▼▼▼

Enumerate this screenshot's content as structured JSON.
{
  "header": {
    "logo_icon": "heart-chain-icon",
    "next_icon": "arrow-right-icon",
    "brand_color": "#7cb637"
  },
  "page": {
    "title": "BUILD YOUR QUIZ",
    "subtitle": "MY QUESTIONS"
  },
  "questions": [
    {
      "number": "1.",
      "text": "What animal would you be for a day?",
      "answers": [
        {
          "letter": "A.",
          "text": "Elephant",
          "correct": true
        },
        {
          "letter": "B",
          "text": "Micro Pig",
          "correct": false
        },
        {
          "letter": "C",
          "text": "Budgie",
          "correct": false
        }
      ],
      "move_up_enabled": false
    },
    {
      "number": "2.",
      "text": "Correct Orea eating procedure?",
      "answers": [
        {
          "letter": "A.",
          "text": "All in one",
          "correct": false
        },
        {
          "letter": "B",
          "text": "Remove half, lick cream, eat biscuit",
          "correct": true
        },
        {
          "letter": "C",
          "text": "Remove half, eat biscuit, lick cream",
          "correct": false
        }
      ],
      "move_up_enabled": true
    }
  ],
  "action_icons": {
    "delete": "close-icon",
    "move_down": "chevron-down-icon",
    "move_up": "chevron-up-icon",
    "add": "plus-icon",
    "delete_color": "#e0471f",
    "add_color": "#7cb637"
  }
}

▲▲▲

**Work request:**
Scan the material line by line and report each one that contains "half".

**Written reply:**
          "text": "Remove half, lick cream, eat biscuit",
          "text": "Remove half, eat biscuit, lick cream",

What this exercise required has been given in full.